**BRIEF**
Which of the lines below include "items"? Each one should be copied out.
******
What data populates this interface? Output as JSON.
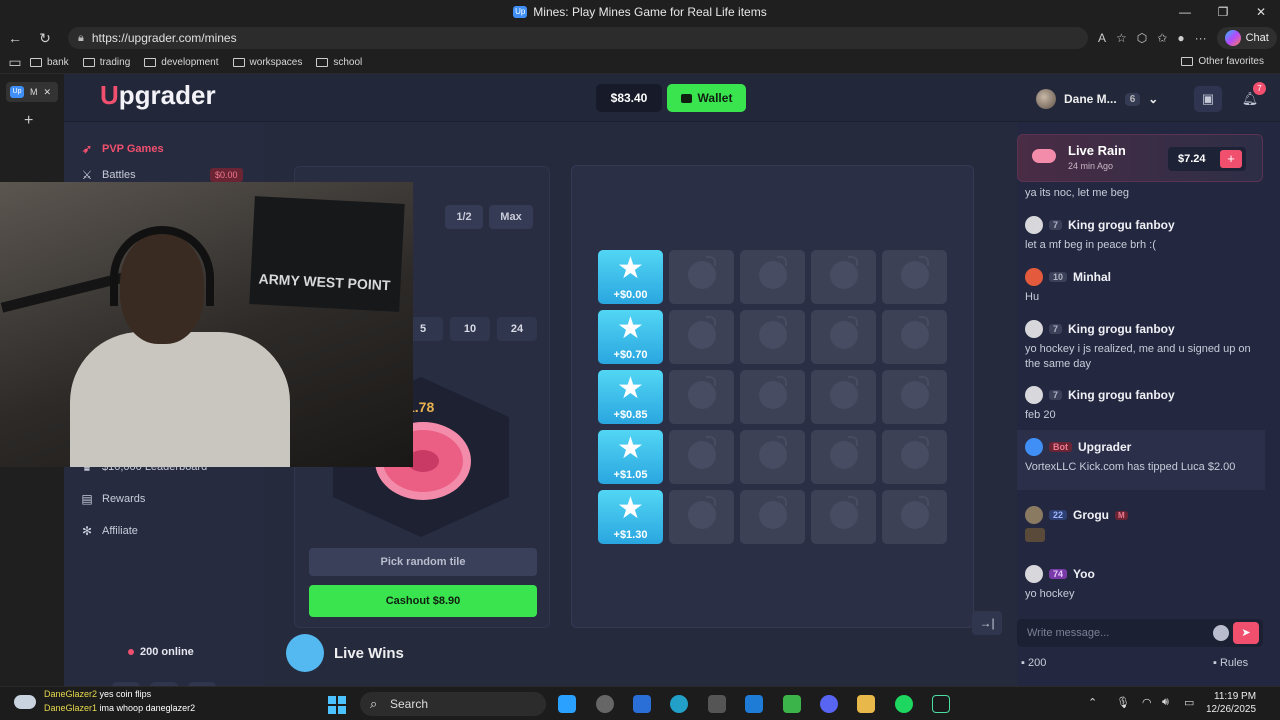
{
  "window": {
    "title": "Mines: Play Mines Game for Real Life items",
    "min": "—",
    "max": "❐",
    "close": "✕"
  },
  "browser": {
    "url": "https://upgrader.com/mines",
    "chat_label": "Chat",
    "bookmarks": [
      "bank",
      "trading",
      "development",
      "workspaces",
      "school"
    ],
    "other_favorites": "Other favorites",
    "tab_label": "M"
  },
  "site": {
    "brand": "pgrader",
    "brand_initial": "U",
    "balance": "$83.40",
    "wallet_label": "Wallet",
    "user_name": "Dane M...",
    "user_level": "6",
    "notification_count": "7"
  },
  "sidebar": {
    "items": [
      {
        "label": "PVP Games",
        "icon": "rocket-icon"
      },
      {
        "label": "Battles",
        "icon": "swords-icon",
        "amount": "$0.00"
      },
      {
        "label": "$10,000 Leaderboard",
        "icon": "trophy-icon"
      },
      {
        "label": "Rewards",
        "icon": "gift-icon"
      },
      {
        "label": "Affiliate",
        "icon": "network-icon"
      }
    ],
    "online": "200 online"
  },
  "controls": {
    "half_label": "1/2",
    "max_label": "Max",
    "mine_options": [
      "5",
      "10",
      "24"
    ],
    "multiplier": "1.78",
    "pick_random": "Pick random tile",
    "cashout": "Cashout $8.90"
  },
  "board": {
    "star_values": [
      "+$0.00",
      "+$0.70",
      "+$0.85",
      "+$1.05",
      "+$1.30"
    ]
  },
  "live_wins": "Live Wins",
  "chat": {
    "rain_title": "Live Rain",
    "rain_ago": "24 min Ago",
    "rain_amount": "$7.24",
    "messages": [
      {
        "user": "",
        "level": "",
        "text": "ya its noc, let me beg"
      },
      {
        "user": "King grogu fanboy",
        "level": "7",
        "text": "let a mf beg in peace brh :("
      },
      {
        "user": "Minhal",
        "level": "10",
        "text": "Hu"
      },
      {
        "user": "King grogu fanboy",
        "level": "7",
        "text": "yo hockey i js realized, me and u signed up on the same day"
      },
      {
        "user": "King grogu fanboy",
        "level": "7",
        "text": "feb 20"
      },
      {
        "user": "Upgrader",
        "level": "Bot",
        "text": "VortexLLC Kick.com has tipped Luca $2.00"
      },
      {
        "user": "Grogu",
        "level": "22",
        "badge": "M",
        "text": ""
      },
      {
        "user": "Yoo",
        "level": "74",
        "text": "yo hockey"
      }
    ],
    "input_placeholder": "Write message...",
    "online_count": "200",
    "rules": "Rules"
  },
  "webcam": {
    "flag_text": "ARMY WEST POINT"
  },
  "stream_overlay": [
    {
      "user": "DaneGlazer2",
      "text": "yes coin flips"
    },
    {
      "user": "DaneGlazer1",
      "text": "ima whoop daneglazer2"
    }
  ],
  "taskbar": {
    "search": "Search",
    "time": "11:19 PM",
    "date": "12/26/2025"
  }
}
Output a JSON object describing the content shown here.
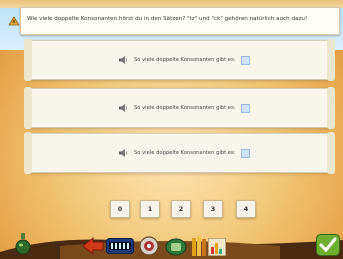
{
  "question": "Wie viele doppelte Konsonanten hörst du in den Sätzen? \"tz\" und \"ck\" gehören natürlich auch dazu!",
  "rows": [
    {
      "label": "So viele doppelte Konsonanten gibt es:",
      "value": ""
    },
    {
      "label": "So viele doppelte Konsonanten gibt es:",
      "value": ""
    },
    {
      "label": "So viele doppelte Konsonanten gibt es:",
      "value": ""
    }
  ],
  "numbers": [
    "0",
    "1",
    "2",
    "3",
    "4"
  ],
  "icons": {
    "question": "info-icon",
    "speaker": "speaker-icon",
    "bottom": [
      "potion-icon",
      "red-arrow-icon",
      "score-counter-icon",
      "dial-icon",
      "green-helper-icon",
      "books-icon",
      "chart-icon",
      "check-icon"
    ]
  },
  "colors": {
    "accent": "#6fae2f",
    "panel": "#f8f6ec",
    "background": "#f2c77a"
  }
}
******
**REPLY**
    "title": "Mines: Play Mines Game for Real Life items",
    "items": [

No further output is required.